#> 1    0 432282 IMG1_3 763264    Canopy
#> 2    1      1 IMG1_3 763264 Small_gap
#> 3    2    319 IMG1_3 763264 Small_gap
#> 4    3   1768 IMG1_3 763264 Small_gap
#> 5    4     12 IMG1_3 763264 Small_gap
#> 6    5      1 IMG1_3 763264 Small_gap

The function returns a dataframe of classified pixels into ‘Canopy’, ‘Small_gap’ and ‘Large_gap’ classes. ‘Var1’>0 identify each gap region, ‘Freq’ is the number of pixels in each gap, while ‘NR’ is the image size.

5) Retrieving canopy attributes from classified gap and canopy pixels

Once we classified gaps into large and small gaps using one of the two methods above, the coveR function estimates canopy attributes from the following modified Beer-Lambert law equations Macfarlane et al. 2007a. The inversion for leaf area requires parametrizing an extinction coefficient k, which is by default set to 0.5 (spherical leaf angle distribution):

\[ CP=1- {FC \over CC} \]

By knowing these canopy attributes, it is possible to derive effective LAI (Le) as:

\[ Le= {-log(GF) \over k} \]

\[ L=-CC {log(CP) \over k} \]

As the actual LAI considers clumping effects, \(L \ge Le\).

\[ CI = {Le \over L} \]

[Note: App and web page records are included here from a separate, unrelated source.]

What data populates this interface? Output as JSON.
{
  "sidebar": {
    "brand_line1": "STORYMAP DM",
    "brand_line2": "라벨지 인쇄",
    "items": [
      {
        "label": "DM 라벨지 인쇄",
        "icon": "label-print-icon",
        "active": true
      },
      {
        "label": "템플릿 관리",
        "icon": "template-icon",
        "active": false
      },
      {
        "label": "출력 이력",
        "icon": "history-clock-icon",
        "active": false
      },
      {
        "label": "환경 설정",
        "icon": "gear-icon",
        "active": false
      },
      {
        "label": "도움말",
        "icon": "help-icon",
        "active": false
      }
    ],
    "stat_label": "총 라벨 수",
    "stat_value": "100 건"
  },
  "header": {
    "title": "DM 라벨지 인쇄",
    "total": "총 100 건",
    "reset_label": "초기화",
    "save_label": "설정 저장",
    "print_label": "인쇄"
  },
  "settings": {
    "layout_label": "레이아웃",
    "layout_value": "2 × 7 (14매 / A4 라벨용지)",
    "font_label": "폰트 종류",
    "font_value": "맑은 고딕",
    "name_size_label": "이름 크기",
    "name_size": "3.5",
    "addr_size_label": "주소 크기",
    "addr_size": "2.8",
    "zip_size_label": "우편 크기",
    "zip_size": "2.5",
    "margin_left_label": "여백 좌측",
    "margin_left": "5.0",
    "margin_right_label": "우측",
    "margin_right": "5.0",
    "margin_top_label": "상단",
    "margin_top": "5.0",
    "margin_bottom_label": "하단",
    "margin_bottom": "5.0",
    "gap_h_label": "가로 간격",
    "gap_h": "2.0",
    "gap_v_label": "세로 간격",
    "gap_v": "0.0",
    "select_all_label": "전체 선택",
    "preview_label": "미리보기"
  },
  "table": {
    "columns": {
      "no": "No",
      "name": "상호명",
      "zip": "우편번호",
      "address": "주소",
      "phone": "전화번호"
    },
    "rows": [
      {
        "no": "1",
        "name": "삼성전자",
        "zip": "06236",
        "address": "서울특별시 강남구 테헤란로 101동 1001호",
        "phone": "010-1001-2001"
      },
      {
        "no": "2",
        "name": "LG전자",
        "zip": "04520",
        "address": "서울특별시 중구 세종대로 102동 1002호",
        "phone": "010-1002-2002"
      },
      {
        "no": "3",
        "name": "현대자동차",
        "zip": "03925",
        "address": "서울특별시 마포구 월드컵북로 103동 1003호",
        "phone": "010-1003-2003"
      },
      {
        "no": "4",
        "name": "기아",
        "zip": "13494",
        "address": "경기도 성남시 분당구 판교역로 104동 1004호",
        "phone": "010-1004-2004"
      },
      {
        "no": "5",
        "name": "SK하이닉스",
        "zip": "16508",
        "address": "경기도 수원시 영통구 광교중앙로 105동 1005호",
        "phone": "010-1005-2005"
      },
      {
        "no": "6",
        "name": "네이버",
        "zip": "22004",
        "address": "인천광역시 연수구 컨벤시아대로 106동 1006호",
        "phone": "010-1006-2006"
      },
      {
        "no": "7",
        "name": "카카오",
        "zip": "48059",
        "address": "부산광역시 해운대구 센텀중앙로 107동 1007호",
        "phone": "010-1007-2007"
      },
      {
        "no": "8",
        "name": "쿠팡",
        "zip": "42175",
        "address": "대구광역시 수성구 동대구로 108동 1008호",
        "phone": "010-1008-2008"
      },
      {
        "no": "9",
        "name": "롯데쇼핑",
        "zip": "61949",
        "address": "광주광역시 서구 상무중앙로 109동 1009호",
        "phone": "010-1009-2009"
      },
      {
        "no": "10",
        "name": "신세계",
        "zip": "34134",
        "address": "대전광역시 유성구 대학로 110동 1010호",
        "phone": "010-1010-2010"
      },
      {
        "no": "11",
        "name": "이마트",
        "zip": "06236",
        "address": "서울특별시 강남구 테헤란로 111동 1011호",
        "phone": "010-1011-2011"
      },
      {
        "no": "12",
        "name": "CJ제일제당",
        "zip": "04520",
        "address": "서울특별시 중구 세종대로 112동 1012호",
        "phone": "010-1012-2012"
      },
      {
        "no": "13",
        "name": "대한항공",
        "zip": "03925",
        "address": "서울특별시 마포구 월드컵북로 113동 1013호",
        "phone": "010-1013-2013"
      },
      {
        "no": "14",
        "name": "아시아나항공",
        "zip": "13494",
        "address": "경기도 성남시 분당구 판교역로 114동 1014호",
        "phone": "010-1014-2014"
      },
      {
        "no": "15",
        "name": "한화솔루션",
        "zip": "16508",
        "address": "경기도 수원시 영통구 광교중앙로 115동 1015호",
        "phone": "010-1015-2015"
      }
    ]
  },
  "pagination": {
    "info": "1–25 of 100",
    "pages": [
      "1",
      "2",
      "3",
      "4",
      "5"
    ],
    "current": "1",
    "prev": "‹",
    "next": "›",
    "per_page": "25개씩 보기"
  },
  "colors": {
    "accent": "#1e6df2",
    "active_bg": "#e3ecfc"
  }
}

#> # A tibble: 1 × 12
#>   id          FC    CC     CP    Le     L    CI     k imgchannel gapmethod 
#>   <chr>    <dbl> <dbl>  <dbl> <dbl> <dbl> <dbl> <dbl>      <dbl> <chr>     
#> 1 IMG1.JPG 0.565 0.604 0.0646 0.980  1.95 0.503  0.85          3 macfarlane
#> # ℹ 2 more variables: imgmethod <chr>, thd <dbl>

6) Export the classified image

We can export the raster image with classified gap sizes using the export.image argument function.

More about

The functions are optimized to batch processing bunches of DCP images. In such a case, you can use ‘traditional’ looping through images, as in example below.

files<-dir(data_path,pattern='jpeg$|JPG$', full.names = T)

for (i in 1:length(files)){
  cv<-coveR2(files[i], display=F, message=F)

#> # A tibble: 2 × 12
#>   id          FC    CC     CP    Le     L    CI     k imgchannel gapmethod 
#>   <chr>    <dbl> <dbl>  <dbl> <dbl> <dbl> <dbl> <dbl>      <dbl> <chr>     
#> 1 IMG1.JPG 0.565 0.604 0.0646  1.67  3.31 0.503   0.5          3 macfarlane
#> 2 IMG3.JPG 0.711 0.777 0.0847  2.48  3.83 0.647   0.5          3 macfarlane
#> # ℹ 2 more variables: imgmethod <chr>, thd <dbl>


Alivernini, A., Fares, S., Ferrara, C. and Chianucci, F., 2018. An objective image analysis method for estimation of canopy attributes from digital cover photography. Trees32, pp.713-723.

Chianucci, F., Bajocco, S. and Ferrara, C., 2021. Continuous observations of forest canopy structure using low-cost digital camera traps. Agricultural and Forest Meteorology307, p.108516.

Chianucci, F., Ferrara, C. and Puletti, N., 2022. coveR: an R package for processing digital cover photography images to retrieve forest canopy attributes. Trees36(6), pp.1933-1942.

Landini, G., Randell, D.A., Fouad, S. and Galton, A., 2017. Automatic thresholding from the gradients of region boundaries. Journal of microscopy, 265(2), pp.185-195.

Macfarlane, C., Hoffman, M., Eamus, D., Kerp, N., Higginson, S., McMurtrie, R. and Adams, M., 2007a. Estimation of leaf area index in eucalypt forest using digital photography. Agricultural and forest meteorology143(3-4), pp.176-188.

Macfarlane, C., Grigg, A. and Evangelista, C., 2007b. Estimating forest leaf area using cover and fullframe fisheye photography: thinking inside the circle. Agricultural and Forest Meteorology146(1-2), pp.1-12.